By Geetesh Goyal
Human Bees CEO

Recently, I had the opportunity to speak with a colleague who was looking to recruit more talent at their company. Like so many others who are trying to attract the best talent, my colleague bluntly stated that they “didn’t know where to start.”

This got me thinking. When it comes to recruiting, what is our “secret sauce”? In other words, what are the tried and true strategies we at Human Bees use to place the best people at the right companies? No matter the situation, what can we always depend on to get the job done as effectively as possible?

After taking a little time to think about it, I narrowed it down to 4 key practices for creating an effective recruitment strategy.

1. Speed is Key
I always tell clients that they have a maximum of 10 days (6-7 business days) from when a candidate hits the Hiring Manager’s inbox until they turn into a pumpkin—just like Cinderella at midnight. Whatever your process is, make sure you do all your interviewing, calls, reference checks, etc. within that 10 day timeframe. I cannot emphasize enough how important this is.

I have consulted or worked directly for at least 40 different recruitment departments and, from Fortune 500s to start ups, this is where each one of them fails. A large part of why I was very successful at each of these places was because I made sure that every candidate got through the process within 10 days of resume receipt to offer. Time kills every deal and you will definitely lose top talent if you are not quick on the process. Most companies—especially large ones—can take over 4 weeks to get through their process. And if you can be more agile than they are, you will have a huge competitive advantage.

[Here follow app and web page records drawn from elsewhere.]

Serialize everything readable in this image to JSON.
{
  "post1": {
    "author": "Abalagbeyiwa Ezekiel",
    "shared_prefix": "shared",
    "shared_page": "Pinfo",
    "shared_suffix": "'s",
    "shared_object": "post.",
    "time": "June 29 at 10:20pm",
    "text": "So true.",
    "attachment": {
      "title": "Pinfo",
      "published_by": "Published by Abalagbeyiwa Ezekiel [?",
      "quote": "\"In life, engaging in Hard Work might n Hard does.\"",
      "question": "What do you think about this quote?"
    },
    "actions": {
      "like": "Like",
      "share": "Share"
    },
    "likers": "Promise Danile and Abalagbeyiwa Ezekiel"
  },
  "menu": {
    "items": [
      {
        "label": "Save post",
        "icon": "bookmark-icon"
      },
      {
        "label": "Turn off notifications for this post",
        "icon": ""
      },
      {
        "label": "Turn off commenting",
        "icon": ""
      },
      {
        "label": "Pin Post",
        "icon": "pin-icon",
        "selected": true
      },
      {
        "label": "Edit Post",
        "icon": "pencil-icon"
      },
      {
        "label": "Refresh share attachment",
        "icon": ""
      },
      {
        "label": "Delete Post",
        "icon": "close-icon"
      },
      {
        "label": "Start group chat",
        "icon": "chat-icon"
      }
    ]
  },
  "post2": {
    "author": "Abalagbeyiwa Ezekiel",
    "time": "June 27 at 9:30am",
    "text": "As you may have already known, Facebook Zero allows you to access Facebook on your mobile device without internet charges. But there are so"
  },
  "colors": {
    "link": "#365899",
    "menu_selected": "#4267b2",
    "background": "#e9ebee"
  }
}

Top talent will be already working at your company while others are still trying to coordinate interview number 7.

2. Make it Personal
You may already be doing this (which is great!), but it’s imperative that you make your job posting personal and catchy. Your postings should reflect the personality of your company. Be charming, don’t be afraid of injecting some humor into it, be real with the potential applicant. This may sound incredibly simple, but you would be amazed by how far this goes.

Remember, potential applicants are human beings—they are just as deep, and complicated, and vibrant as you are. They have hopes, dreams, and distinctive personalities. Appeal to the human side of an applicant and show them that your company is not just a place to show up and get a paycheck, but something much more.

3. Employee Referrals Are Your Best Friend
I cannot emphasize this enough: employee referrals are enormously important. Even though it’s fairly obvious that top talent will know other top talent, companies tend to ignore this or, at the very least, spend an insufficient amount of time leveraging this. This is something that I would experience multiple times a week while at other firms.

Don’t be afraid to go from office to office and ask employees for names. If they have someone in mind, ask about them and drive the initiative to find the amazing talent they know.

If you do not already have a referral bonus program in place, I strongly recommend starting one ASAP. Countless data and metrics have shown that internal referrals are far and away the best hires any company can make.

4. Have a Superstar as Your Point of Contact
It’s important that your initial point of contact for potential employees is the best marketer or sales person in your company. I’ve found that the recruiting and talent acquisition industry is failing so miserably because companies roll their recruitment efforts into HR. I have never understood this!

Recruiting is the most important form of sales and marketing in any company because you’re selling the company to build the heart of your organization. Why wouldn’t you have your best sales or marketing person handle this job?

I strongly recommend that you make your initial point of contact someone who has a warm demeanor, can quickly build rapport, is extremely likeable, and more. You can’t start a fire without a spark, right?